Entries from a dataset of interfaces
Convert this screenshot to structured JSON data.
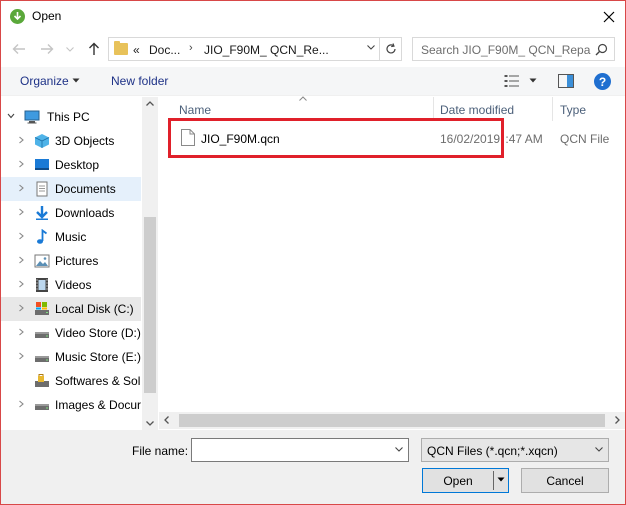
{
  "window": {
    "title": "Open"
  },
  "address": {
    "breadcrumbs": [
      "«",
      "Doc...",
      "JIO_F90M_  QCN_Re..."
    ],
    "search_placeholder": "Search JIO_F90M_  QCN_Repa..."
  },
  "toolbar": {
    "organize_label": "Organize",
    "new_folder_label": "New folder",
    "help_label": "?"
  },
  "navpane": {
    "items": [
      {
        "label": "This PC",
        "icon": "pc-icon"
      },
      {
        "label": "3D Objects",
        "icon": "3d-objects-icon"
      },
      {
        "label": "Desktop",
        "icon": "desktop-icon"
      },
      {
        "label": "Documents",
        "icon": "documents-icon"
      },
      {
        "label": "Downloads",
        "icon": "downloads-icon"
      },
      {
        "label": "Music",
        "icon": "music-icon"
      },
      {
        "label": "Pictures",
        "icon": "pictures-icon"
      },
      {
        "label": "Videos",
        "icon": "videos-icon"
      },
      {
        "label": "Local Disk (C:)",
        "icon": "local-disk-icon"
      },
      {
        "label": "Video Store (D:)",
        "icon": "drive-icon"
      },
      {
        "label": "Music Store (E:)",
        "icon": "drive-icon"
      },
      {
        "label": "Softwares & Solu",
        "icon": "locked-drive-icon"
      },
      {
        "label": "Images & Docur",
        "icon": "drive-icon"
      }
    ],
    "selected_item": "Documents",
    "hovered_item": "Local Disk (C:)"
  },
  "filelist": {
    "columns": [
      "Name",
      "Date modified",
      "Type"
    ],
    "files": [
      {
        "name": "JIO_F90M.qcn",
        "date": "16/02/2019 ",
        "time_fragment": ":47 AM",
        "type": "QCN File"
      }
    ]
  },
  "bottom": {
    "file_name_label": "File name:",
    "file_name_value": "",
    "filter_value": "QCN Files (*.qcn;*.xqcn)",
    "open_label": "Open",
    "cancel_label": "Cancel"
  },
  "colors": {
    "accent": "#0078d7",
    "highlight_box": "#e0202a",
    "selected_bg": "#e5f0fb",
    "link": "#1e3287"
  }
}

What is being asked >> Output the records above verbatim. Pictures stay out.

Answer space >>
Convert this screenshot to structured JSON data.
{
  "window": {
    "title": "Open"
  },
  "address": {
    "breadcrumbs": [
      "«",
      "Doc...",
      "JIO_F90M_  QCN_Re..."
    ],
    "search_placeholder": "Search JIO_F90M_  QCN_Repa..."
  },
  "toolbar": {
    "organize_label": "Organize",
    "new_folder_label": "New folder",
    "help_label": "?"
  },
  "navpane": {
    "items": [
      {
        "label": "This PC",
        "icon": "pc-icon"
      },
      {
        "label": "3D Objects",
        "icon": "3d-objects-icon"
      },
      {
        "label": "Desktop",
        "icon": "desktop-icon"
      },
      {
        "label": "Documents",
        "icon": "documents-icon"
      },
      {
        "label": "Downloads",
        "icon": "downloads-icon"
      },
      {
        "label": "Music",
        "icon": "music-icon"
      },
      {
        "label": "Pictures",
        "icon": "pictures-icon"
      },
      {
        "label": "Videos",
        "icon": "videos-icon"
      },
      {
        "label": "Local Disk (C:)",
        "icon": "local-disk-icon"
      },
      {
        "label": "Video Store (D:)",
        "icon": "drive-icon"
      },
      {
        "label": "Music Store (E:)",
        "icon": "drive-icon"
      },
      {
        "label": "Softwares & Solu",
        "icon": "locked-drive-icon"
      },
      {
        "label": "Images & Docur",
        "icon": "drive-icon"
      }
    ],
    "selected_item": "Documents",
    "hovered_item": "Local Disk (C:)"
  },
  "filelist": {
    "columns": [
      "Name",
      "Date modified",
      "Type"
    ],
    "files": [
      {
        "name": "JIO_F90M.qcn",
        "date": "16/02/2019 ",
        "time_fragment": ":47 AM",
        "type": "QCN File"
      }
    ]
  },
  "bottom": {
    "file_name_label": "File name:",
    "file_name_value": "",
    "filter_value": "QCN Files (*.qcn;*.xqcn)",
    "open_label": "Open",
    "cancel_label": "Cancel"
  },
  "colors": {
    "accent": "#0078d7",
    "highlight_box": "#e0202a",
    "selected_bg": "#e5f0fb",
    "link": "#1e3287"
  }
}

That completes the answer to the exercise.